[en] Full text: In order to explore the potential role for fusion in a future energy market, and clarify the conditions under which fusion may be important in different world regions, a global energy scenario model, based on the model generator TIMES supplied by the International Energy Agency, has been developed. The model covers the whole of this century and includes fusion technologies. Results are reported here. (author)
[en] Understanding component reliability helps designers create more robust future designs and supports efficient and cost-effective operations of existing machines. The accelerator community can leverage the commonality of its high-vacuum and high-power systems with those of the magnetic fusion community to gain access to a larger database of reliability data. Reliability studies performed under the auspices of the International Energy Agency are the result of an international working group, which has generated a component failure rate database for fusion experiment components. The initial database work harvested published data and now analyzes operating experience data. This paper discusses the usefulness of reliability data, describes the failure rate data collection and analysis effort, discusses reliability for components with scarce data, and points out some of the intersections between magnetic fusion experiments and accelerators

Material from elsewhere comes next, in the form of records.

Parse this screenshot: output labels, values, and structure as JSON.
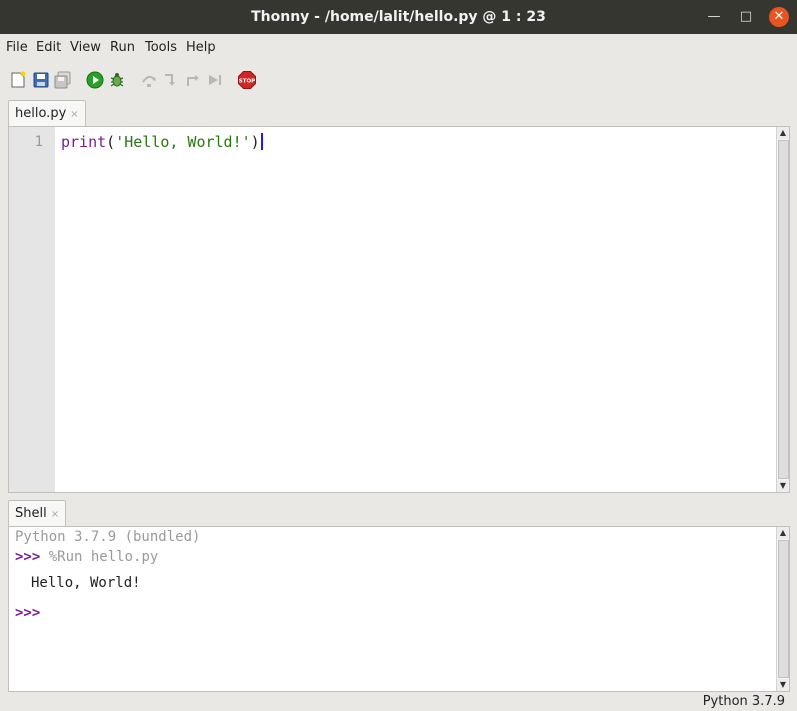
{
  "window": {
    "title": "Thonny  -  /home/lalit/hello.py  @  1 : 23",
    "minimize_glyph": "—",
    "maximize_glyph": "□",
    "close_glyph": "✕"
  },
  "menu": [
    "File",
    "Edit",
    "View",
    "Run",
    "Tools",
    "Help"
  ],
  "toolbar": {
    "icons": [
      "new-file-icon",
      "save-icon",
      "save-all-icon",
      "run-icon",
      "debug-icon",
      "step-over-icon",
      "step-into-icon",
      "step-out-icon",
      "resume-icon",
      "stop-icon"
    ],
    "stop_label": "STOP"
  },
  "editor": {
    "tab": {
      "label": "hello.py",
      "close": "×"
    },
    "line_number": "1",
    "code": {
      "func": "print",
      "open": "(",
      "string": "'Hello, World!'",
      "close": ")"
    }
  },
  "shell": {
    "tab": {
      "label": "Shell",
      "close": "×"
    },
    "banner": "Python 3.7.9 (bundled)",
    "prompt": ">>>",
    "command": "%Run hello.py",
    "output": "Hello, World!"
  },
  "statusbar": {
    "interpreter": "Python 3.7.9"
  }
}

[en] Sustainable deployment of bioenergy production systems requires that we achieve the ability to predict the impact of intensive harvesting on forest site productivity. During the period 1992-94, collaborators in International Energy Agency Bioenergy Agreement (IEA/BA) Task IX Activity ''Environmental consequences of intensive harvesting'' have refined protocols for conducting field and laboratory research designed to reduce uncertainty associated with predictive models; have published comprehensive reviews of the state of our knowledge related to long-term productivity in intensively managed forests; have sought to improve our understanding of recent research advances on theoretical and empirical levels in the areas of carbon cycling, sustainable forest management, and managing site fertility; and to direct this information to developing acceptable and efficient bioenergy production systems. This paper summarises the findings of these efforts, and indicates where future international collaboration is required to achieve the predictive ability required by the IEA/BA. (Author)

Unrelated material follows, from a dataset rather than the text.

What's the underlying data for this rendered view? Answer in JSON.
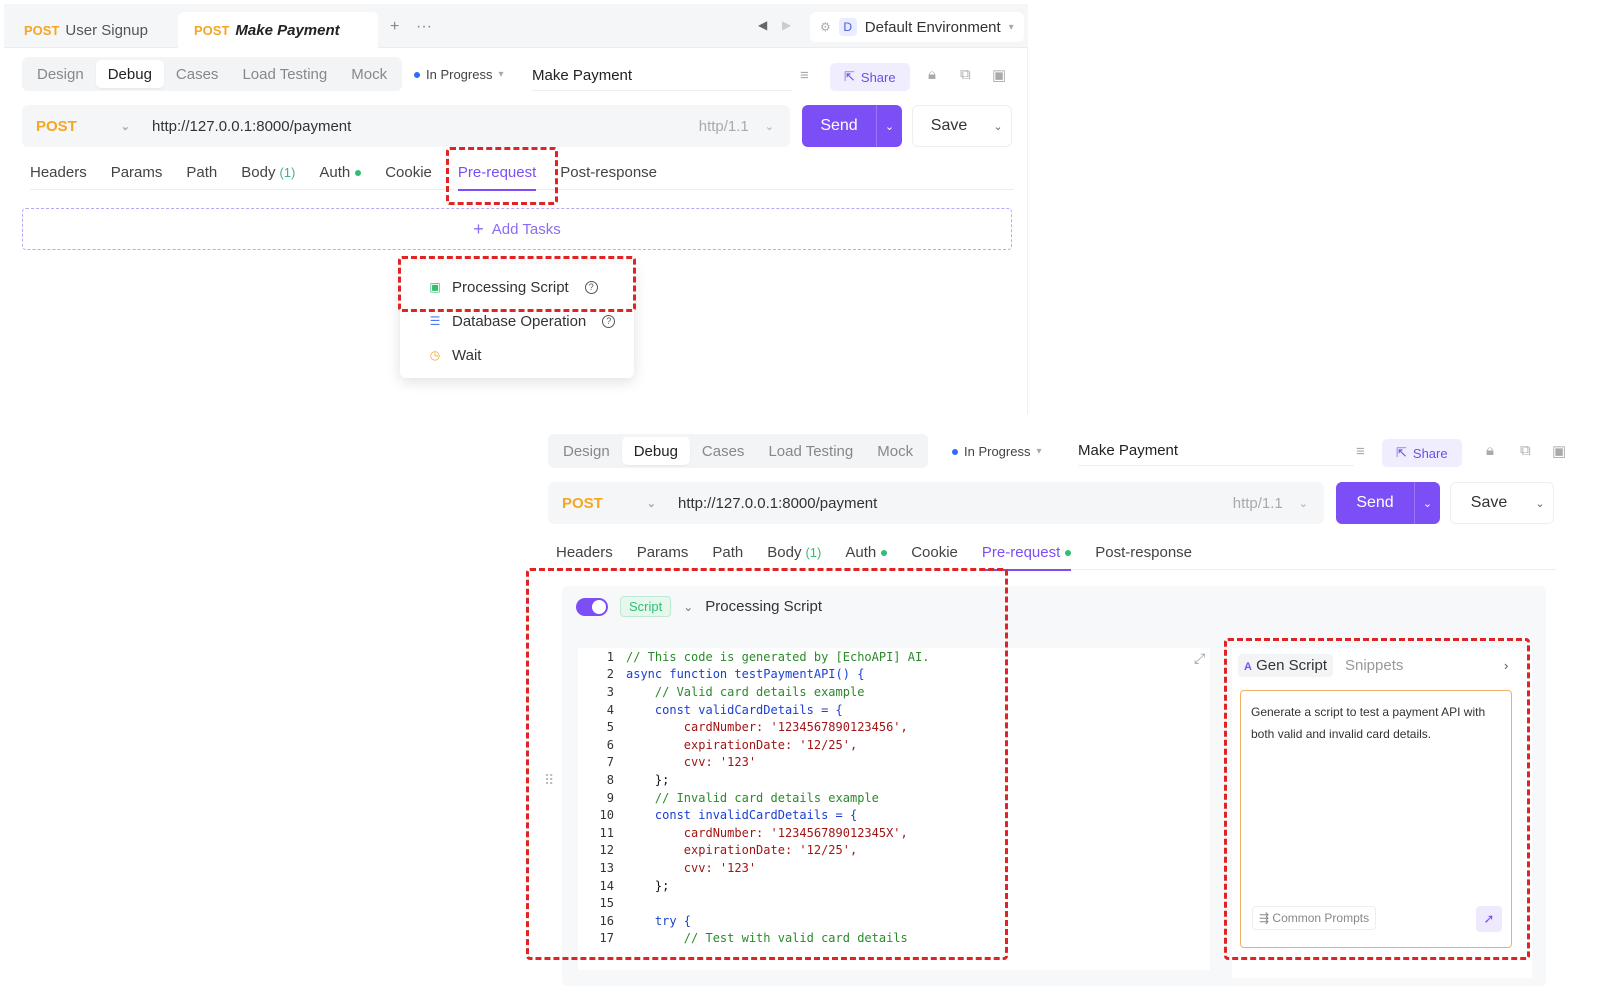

[en] There are increasing numbers of annual and periodical energy studies that look into future energy demand and sustainability issues. Among these the World Energy Outlook stands out as the most important futuristic energy study and analysis. The 2011 Outlook is in four parts and gives a full update of energy demand and supply projections to 2035. It analyses the possible evolution of energy markets under three scenarios. The core scenarios rest on common assumptions about macroeconomic conditions and population growth, while their assumptions about government policy differ. This year's Outlook offers an in-depth analysis of prospects for energy supply and use in Russia. It also provides an expanded assessment of the prospects for coal. It reviewed the future of nuclear energy after Fukushima, as well as the strategic challenges of energy poverty. Last it dealt with the important aspect of energy subsidies. In spite of its extensiveness and in depth analysis some of the Outlook assumptions and conclusions need careful analysis and review.

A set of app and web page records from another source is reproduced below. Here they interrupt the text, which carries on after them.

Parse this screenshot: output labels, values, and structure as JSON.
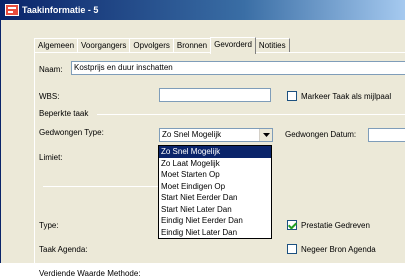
{
  "window": {
    "title": "Taakinformatie - 5"
  },
  "tabs": [
    {
      "label": "Algemeen"
    },
    {
      "label": "Voorgangers"
    },
    {
      "label": "Opvolgers"
    },
    {
      "label": "Bronnen"
    },
    {
      "label": "Gevorderd",
      "active": true
    },
    {
      "label": "Notities"
    }
  ],
  "form": {
    "name_label": "Naam:",
    "name_value": "Kostprijs en duur inschatten",
    "wbs_label": "WBS:",
    "wbs_value": "",
    "milestone_label": "Markeer Taak als mijlpaal",
    "constraint_group": "Beperkte taak",
    "constraint_type_label": "Gedwongen Type:",
    "constraint_type_value": "Zo Snel Mogelijk",
    "constraint_date_label": "Gedwongen Datum:",
    "deadline_label": "Limiet:",
    "type_label": "Type:",
    "effort_driven_label": "Prestatie Gedreven",
    "effort_driven_checked": true,
    "calendar_label": "Taak Agenda:",
    "ignore_calendar_label": "Negeer Bron Agenda",
    "earned_value_label": "Verdiende Waarde Methode:"
  },
  "dropdown": {
    "options": [
      "Zo Snel Mogelijk",
      "Zo Laat Mogelijk",
      "Moet Starten Op",
      "Moet Eindigen Op",
      "Start Niet Eerder Dan",
      "Start Niet Later Dan",
      "Eindig Niet Eerder Dan",
      "Eindig Niet Later Dan"
    ],
    "selected_index": 0
  }
}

[en] In Brazil there are four operational research reactors, IEA-R1, IPR-R1, Argonauta and IPEN/MB-01. All are operated by the Brazilian National Commission of Nuclear Energy (Comissao Nacional de Energia Nuclear - CNEN). A brief description of each of these research reactors is given